Seema Jindal Jajodia, 42, Deli owner
I have always believed in green living because that’s the way to future. I believe in the concept of urban farming and grow all my herbs in my terrace garden. From rosemary to thyme to lemongrass everything that we use in our kitchen comes from the household potted plants. The magic of adding that freshly plucked twig in your soup or salad cannot be replicated by any market made, exotic canned ingredient. Also that way we are reducing the risk of consuming pesticide laden veggies available in the market. To do my bid for the environment I have used my backyard at my Delhi home, to set up a compost pit. We put all our kitchen waste there to turn it into manure and also encourage my neighbours to do the same. I also rely on my homegrown herbs for a lot of spices that we use at home. I make my own butter, ghee, dahi at home using pure ingredients to avoid any preservative usage. To save carbon miles, most of the things in my house, from consumables to durables, are sourced locally. I believe organic living is not just about buying organic stuff but also a way of life. I try to implement that in my life, by waking up at the crack of dawn. According to ancient science it’s best to wake up with the sun and go back to bed a little after the sun has set as melatonin, the hormone that maintains body’s circadian rhythm, is produced when its dark and your body is at rest.”
Anisha Singh, 35, Entrepreneur

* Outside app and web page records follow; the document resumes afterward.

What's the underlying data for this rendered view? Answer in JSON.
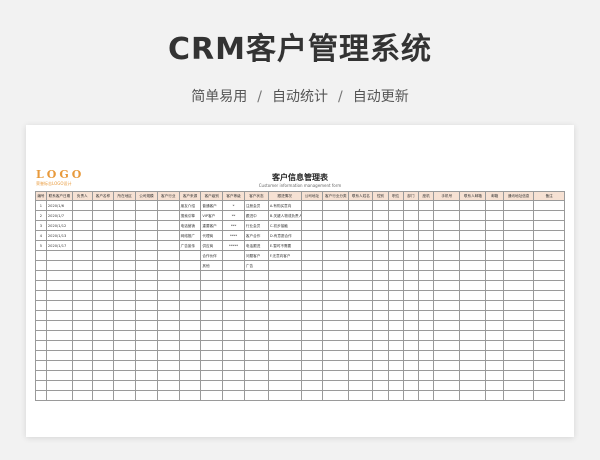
{
  "hero": {
    "title": "CRM客户管理系统",
    "features": [
      "简单易用",
      "自动统计",
      "自动更新"
    ]
  },
  "sheet": {
    "logo_mark": "LOGO",
    "logo_text": "荣誉标志LOGO设计",
    "title": "客户信息管理表",
    "subtitle": "Customer information management form",
    "header_color": "#f6e1d3",
    "columns": [
      "编号",
      "联系客户日期",
      "负责人",
      "客户名称",
      "所在地区",
      "公司规模",
      "客户行业",
      "客户来源",
      "客户级别",
      "客户等级",
      "客户状态",
      "跟进情况",
      "公司地址",
      "客户行业分类",
      "联系人姓名",
      "性别",
      "职位",
      "部门",
      "座机",
      "手机号",
      "联系人邮箱",
      "邮箱",
      "通讯地址信息",
      "备注"
    ],
    "rows": [
      [
        "1",
        "2020/1/6",
        "",
        "",
        "",
        "",
        "",
        "朋友介绍",
        "普通客户",
        "*",
        "注册会员",
        "A.有购买意向",
        "",
        "",
        "",
        "",
        "",
        "",
        "",
        "",
        "",
        "",
        "",
        ""
      ],
      [
        "2",
        "2020/1/7",
        "",
        "",
        "",
        "",
        "",
        "搜索引擎",
        "VIP客户",
        "**",
        "跟进中",
        "B.关键人物或负责人",
        "",
        "",
        "",
        "",
        "",
        "",
        "",
        "",
        "",
        "",
        "",
        ""
      ],
      [
        "3",
        "2020/1/12",
        "",
        "",
        "",
        "",
        "",
        "电话营销",
        "重要客户",
        "***",
        "行业会员",
        "C.初步接触",
        "",
        "",
        "",
        "",
        "",
        "",
        "",
        "",
        "",
        "",
        "",
        ""
      ],
      [
        "4",
        "2020/1/13",
        "",
        "",
        "",
        "",
        "",
        "网络推广",
        "代理商",
        "****",
        "客户合作",
        "D.有意愿合作",
        "",
        "",
        "",
        "",
        "",
        "",
        "",
        "",
        "",
        "",
        "",
        ""
      ],
      [
        "5",
        "2020/1/17",
        "",
        "",
        "",
        "",
        "",
        "广告宣传",
        "供应商",
        "*****",
        "电话跟进",
        "E.暂时不需要",
        "",
        "",
        "",
        "",
        "",
        "",
        "",
        "",
        "",
        "",
        "",
        ""
      ],
      [
        "",
        "",
        "",
        "",
        "",
        "",
        "",
        "",
        "合作伙伴",
        "",
        "问题客户",
        "F.无意向客户",
        "",
        "",
        "",
        "",
        "",
        "",
        "",
        "",
        "",
        "",
        "",
        ""
      ],
      [
        "",
        "",
        "",
        "",
        "",
        "",
        "",
        "",
        "其他",
        "",
        "广告",
        "",
        "",
        "",
        "",
        "",
        "",
        "",
        "",
        "",
        "",
        "",
        "",
        ""
      ]
    ],
    "empty_rows": 13
  }
}
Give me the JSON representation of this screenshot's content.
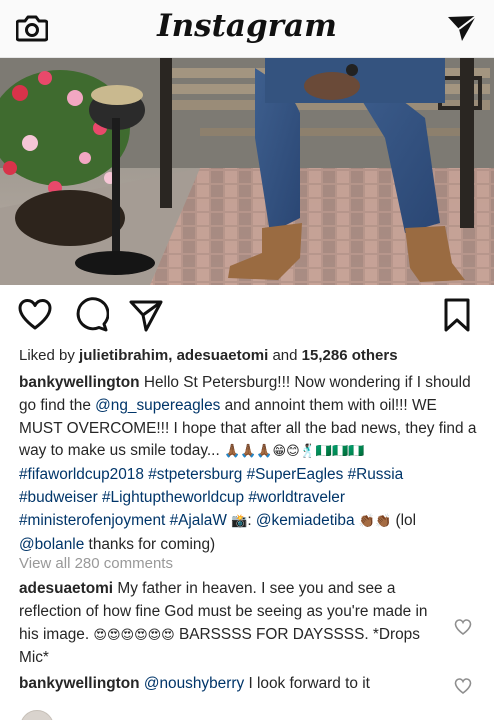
{
  "header": {
    "logo_text": "Instagram",
    "left_icon": "camera-icon",
    "right_icon": "direct-message-icon"
  },
  "post": {
    "liked_by_prefix": "Liked by ",
    "liked_user_1": "julietibrahim",
    "liked_sep": ", ",
    "liked_user_2": "adesuaetomi",
    "liked_and": " and ",
    "liked_others": "15,286 others",
    "caption": {
      "author": "bankywellington",
      "t1": " Hello St Petersburg!!! Now wondering if I should go find the ",
      "m1": "@ng_supereagles",
      "t2": " and annoint them with oil!!! WE MUST OVERCOME!!! I hope that after all the bad news, they find a way to make us smile today... ",
      "emoji1": "🙏🏾🙏🏾🙏🏾😁😊🕺🏿🇳🇬🇳🇬🇳🇬",
      "h1": "#fifaworldcup2018",
      "h2": "#stpetersburg",
      "h3": "#SuperEagles",
      "h4": "#Russia",
      "h5": "#budweiser",
      "h6": "#Lightuptheworldcup",
      "h7": "#worldtraveler",
      "h8": "#ministerofenjoyment",
      "h9": "#AjalaW",
      "emoji2": "📸",
      "t3": ": ",
      "m2": "@kemiadetiba",
      "emoji3": "👏🏾👏🏾",
      "t4": " (lol ",
      "m3": "@bolanle",
      "t5": " thanks for coming)"
    },
    "view_all": "View all 280 comments",
    "comments": [
      {
        "user": "adesuaetomi",
        "text1": " My father in heaven. I see you and see a reflection of how fine God must be seeing as you're made in his image. ",
        "emoji": "😍😍😍😍😍😍",
        "text2": " BARSSSS FOR DAYSSSS. *Drops Mic*"
      },
      {
        "user": "bankywellington",
        "mention": "@noushyberry",
        "text": " I look forward to it"
      }
    ]
  },
  "colors": {
    "link": "#003569",
    "muted": "#999999",
    "text": "#262626"
  }
}
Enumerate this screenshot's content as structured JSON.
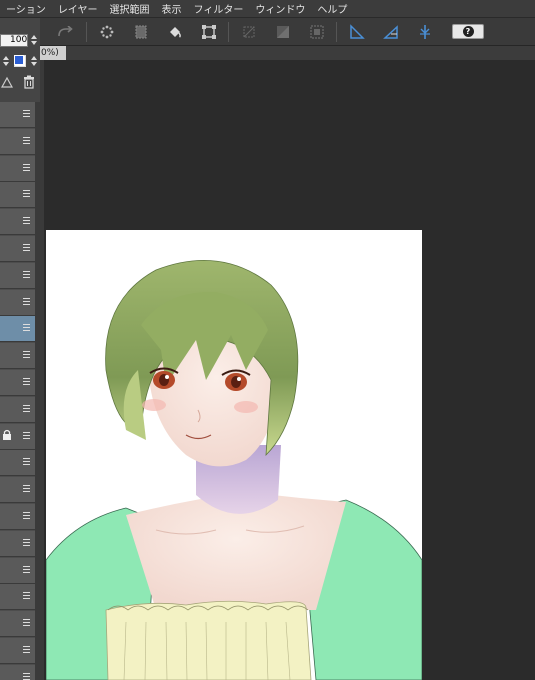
{
  "menu": {
    "items": [
      "ーション",
      "レイヤー",
      "選択範囲",
      "表示",
      "フィルター",
      "ウィンドウ",
      "ヘルプ"
    ]
  },
  "left_panel": {
    "opacity_value": "100",
    "layer_count_visible": 22,
    "selected_layer_index": 8,
    "locked_layer_index": 12
  },
  "toolbar": {
    "icons": [
      "redo-icon",
      "loading-icon",
      "select-stamp-icon",
      "fill-bucket-icon",
      "transform-icon",
      "deselect-icon",
      "invert-selection-icon",
      "border-selection-icon",
      "ruler-icon",
      "perspective-ruler-icon",
      "snap-icon",
      "help-icon"
    ],
    "help_label": "?"
  },
  "canvas": {
    "tab_label": "0%)"
  },
  "colors": {
    "menubar": "#3c3c3c",
    "workspace": "#2b2b2b",
    "paper": "#ffffff",
    "selected_layer": "#6e8ea8",
    "main_color": "#2c5fd3",
    "hair": "#8aa35a",
    "top": "#8ee8b4"
  }
}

I believe in an ashram way of life where every time you take something from nature you try and give back something too. Though I have lived in US for many years and enjoyed the cosmopolitan life, but a conscious effort to save energy has always been imbued in my mind. Keeping the philosophy in mind, back here in our Delhi home we harvest rainwater. Though we maintain a big garden with both ornamental and kitchen plants, the water used for gardening is always recycled. The small fountain in the house also is operated with harvested and recycled water. We have also set up a sunroof in the house so that we can use solar energy to conserve energy. Apart from those, minor changes in the house such as installing showers that use less water and storing homegrown organic herbs in sachets for the season ahead, helps us reconnect with nature in many ways.”
Inderpal Singh Kochhar, 30, Restaurateur

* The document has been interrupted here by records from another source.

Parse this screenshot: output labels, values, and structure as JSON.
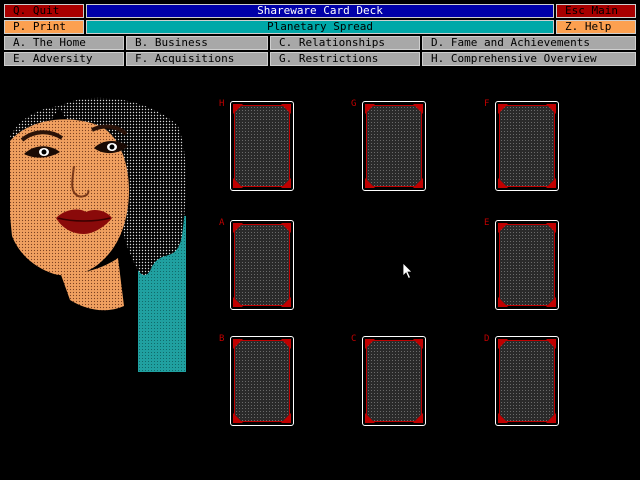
{
  "top": {
    "quit": "Q. Quit",
    "title": "Shareware Card Deck",
    "esc_main": "Esc Main",
    "print": "P. Print",
    "spread": "Planetary Spread",
    "help": "Z. Help"
  },
  "menu": {
    "a": "A. The Home",
    "b": "B. Business",
    "c": "C. Relationships",
    "d": "D. Fame and Achievements",
    "e": "E. Adversity",
    "f": "F. Acquisitions",
    "g": "G. Restrictions",
    "h": "H. Comprehensive Overview"
  },
  "slots": {
    "h": "H",
    "g": "G",
    "f": "F",
    "a": "A",
    "e": "E",
    "b": "B",
    "c": "C",
    "d": "D"
  },
  "colors": {
    "quit_bg": "#a80000",
    "title_bg": "#0000a8",
    "spread_bg": "#00a8a8",
    "orange_bg": "#fca050",
    "menu_bg": "#a8a8a8",
    "card_accent": "#c00000"
  },
  "icons": {
    "cursor": "mouse-pointer-icon",
    "portrait": "woman-portrait-image"
  }
}
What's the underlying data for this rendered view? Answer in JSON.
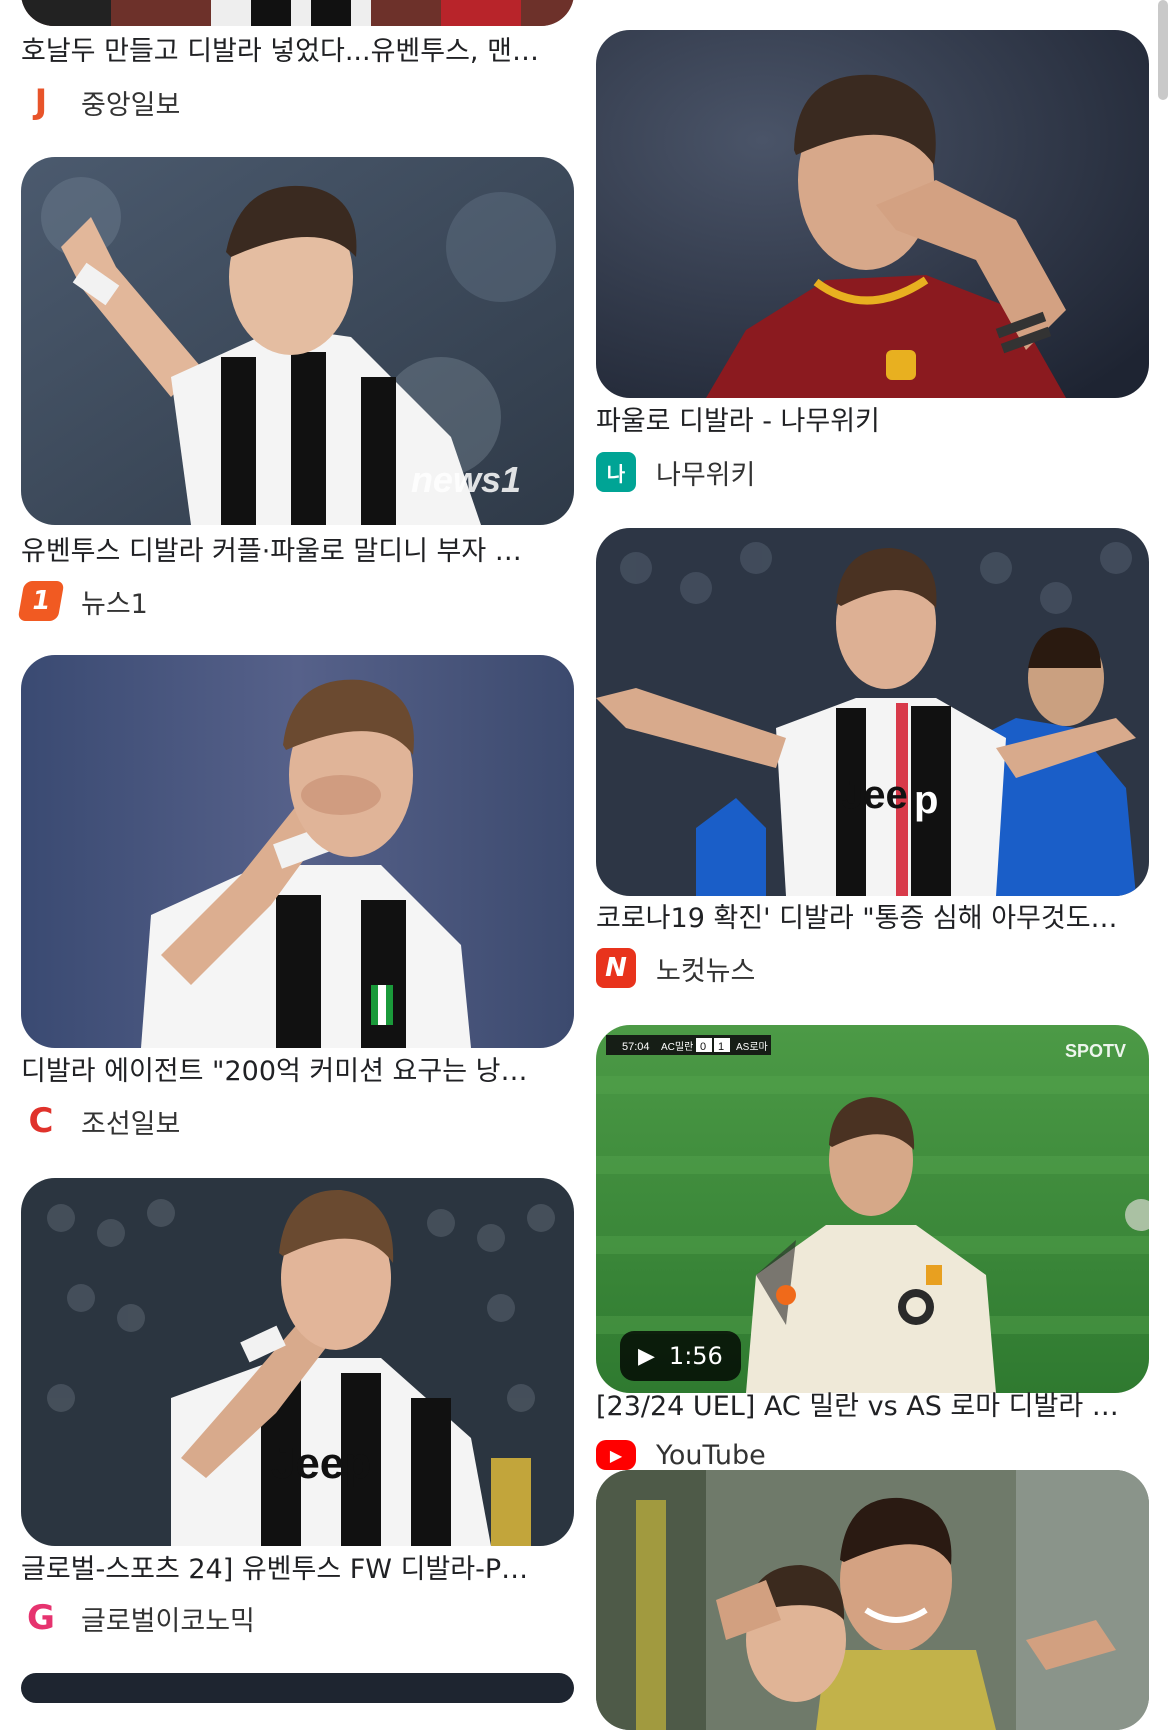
{
  "left_column": [
    {
      "title": "호날두 만들고 디발라 넣었다...유벤투스, 맨…",
      "source": "중앙일보",
      "logo_text": "J",
      "logo_color": "#e8542a"
    },
    {
      "title": "유벤투스 디발라 커플·파울로 말디니 부자 …",
      "source": "뉴스1",
      "logo_text": "1",
      "logo_color": "#f15a22",
      "watermark": "news1"
    },
    {
      "title": "디발라 에이전트 \"200억 커미션 요구는 낭…",
      "source": "조선일보",
      "logo_text": "C",
      "logo_color": "#e0322b"
    },
    {
      "title": "글로벌-스포츠 24] 유벤투스 FW 디발라-P…",
      "source": "글로벌이코노믹",
      "logo_text": "G",
      "logo_color": "#e6336f"
    }
  ],
  "right_column": [
    {
      "title": "파울로 디발라 - 나무위키",
      "source": "나무위키",
      "logo_text": "나",
      "logo_color": "#00a495"
    },
    {
      "title": "코로나19 확진' 디발라 \"통증 심해 아무것도…",
      "source": "노컷뉴스",
      "logo_text": "N",
      "logo_color": "#e8331c"
    },
    {
      "title": "[23/24 UEL] AC 밀란 vs AS 로마 디발라 …",
      "source": "YouTube",
      "logo_text": "▶",
      "logo_color": "#ff0000",
      "video_duration": "1:56",
      "broadcaster": "SPOTV",
      "scoreboard": {
        "time": "57:04",
        "home": "AC밀란",
        "home_score": "0",
        "away_score": "1",
        "away": "AS로마"
      }
    }
  ],
  "colors": {
    "juventus_black": "#111111",
    "juventus_white": "#f5f5f5",
    "roma_red": "#8b1a1f",
    "pitch_green": "#3f8a3a",
    "stadium_blue": "#3a4660"
  }
}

During my childhood years I led a very outdoorsy life which did connect me to nature, but honestly till a few years ago I was a regular city guy who wouldn’t spare much time thinking about conserving resources. Around 4-5 years ago when I began work on a zero km design concept resort in Rajasthan, it opened up my eyes towards the urgent need to save resources and think locally. I set up an organic garden on my terrace. Since it’s not possible to grow every vegetable in Delhi, we try to grow whatever we can. On weekends its fun to fill the food basket from my terrace garden for my entire extended family. After a trip to Israel last year I was inspired to take up urban farming, as a CSR initiative in my company. We also take care of little things like using recycled paper at work.”